CANADIAN WRITER SHEILA HETI’S second novel posed the question How Should a Person Be? In her latest work, a collaboration with Believer editor Heidi Julavits and artist and author Leanne Shapton, she and her co-editors distributed surveys to hundreds of women with a series of queries that boiled down to another existential exploration: How should a person dress?
The resulting collection, Women in Clothes, is a rangy, free-floating examination of the logic that a group of women use to style themselves. Lena Dunham writes about her nail color (“black and white and chipping mightily”), Molly Ringwald shows off her favorite outfit, essayist Roxane Gay giver her opinion on rompers (“not ever going to be on my body”), and Zosia Mamet recreates poses from fashion magazines. The book includes considerations of hijabs, nudism, chapstick, and lingerie, as well as illustrations and photo series showing off collections of everything from floss sticks to bras to hair elastics. Looking at the quotidian items of women’s lives is a way of figuring out the expectations women have of their self-image, what they hope clothing can express about themselves.
“Our relationship with clothes is not just about our relationship with clothes, but with our feelings, our thoughts, our bodies,” Heti explained. “This is an endless kind of book—if we had kept working on it, there are so many more areas we could have explored.”
Asking about clothing is a way of eliciting stories. And stories are one of the great, bottomless resources of the human race. It turns out that the more you ask about the way someone’s style functions—the rules they use to dress themselves, purchase new clothing, and what qualities they look for in an overall outfit—the more questions emerge. The group ended up tacking on more questions to the survey as they continued the project, eliminating ones that didn’t elicit interesting answers, delving more into the emotional state that women hoped to reproduce with certain items from their closets.
“We were just boundlessly curious,” Julavits said. “I think we all started paying attention to our own lives more closely, too. What stories would we want to tell? I was fascinated by how many women answered the survey while nude. I am never naked in front of my computer, I’ve never even considered it—I don’t know why. I have since thought maybe I should try it out.”

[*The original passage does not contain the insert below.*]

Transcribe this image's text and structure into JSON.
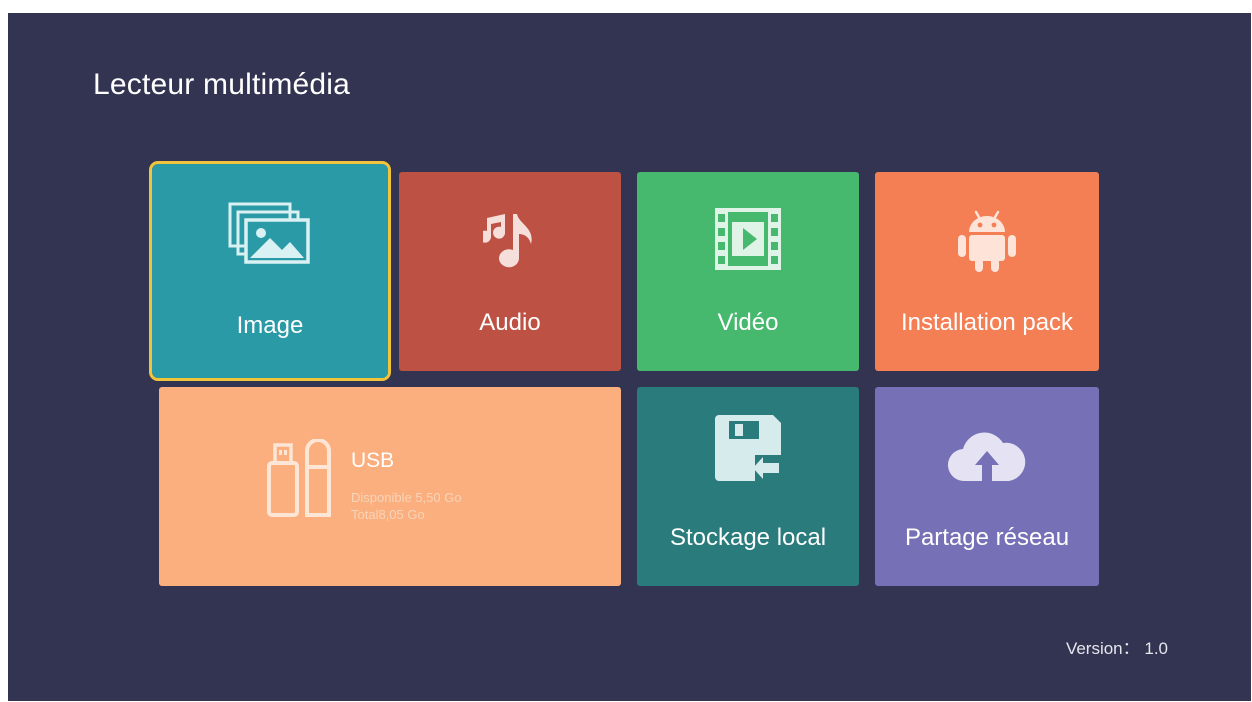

The book is also an answer to the style guides found in women’s fashion magazines, and the coffee table books exhorting the fashionable wardrobes of past celebrities. The overall message of Women in Clothes is that everyone’s system is equally quixotic. There is no right way to choose a dress or a pair of shoes, no more than there is a right way to live or sleep or see things.
“Why shouldn’t a short person look short?” Heti asked. “That’s beautiful and who they are. Any real style they had would have to do with their shortness. Those magazine articles that try to ‘balance’ your body—to hide your big thighs or make your chest look smaller or mask short legs—all of that has nothing to do with style. If anything, it’s the opposite of style.”
The element of style that the book addresses is something closer to personality, rather than just wardrobe items. It isn’t about the newest trends coming off the runway—as Shapton put it, “style is a planet and fashion is a moon.” Rather, it’s a window into the way that people think about themselves and present themselves to others.
“This book, for all of our work, only skims the surface of the larger topic of women in clothes,” Shapton said. “We would like to have spoken in depth to nudists, nuns, girl gangs, prisoners, taxi drivers, morticians, midwives… anyone from any walk of life not included in the book is someone whose perspective remains a mystery.”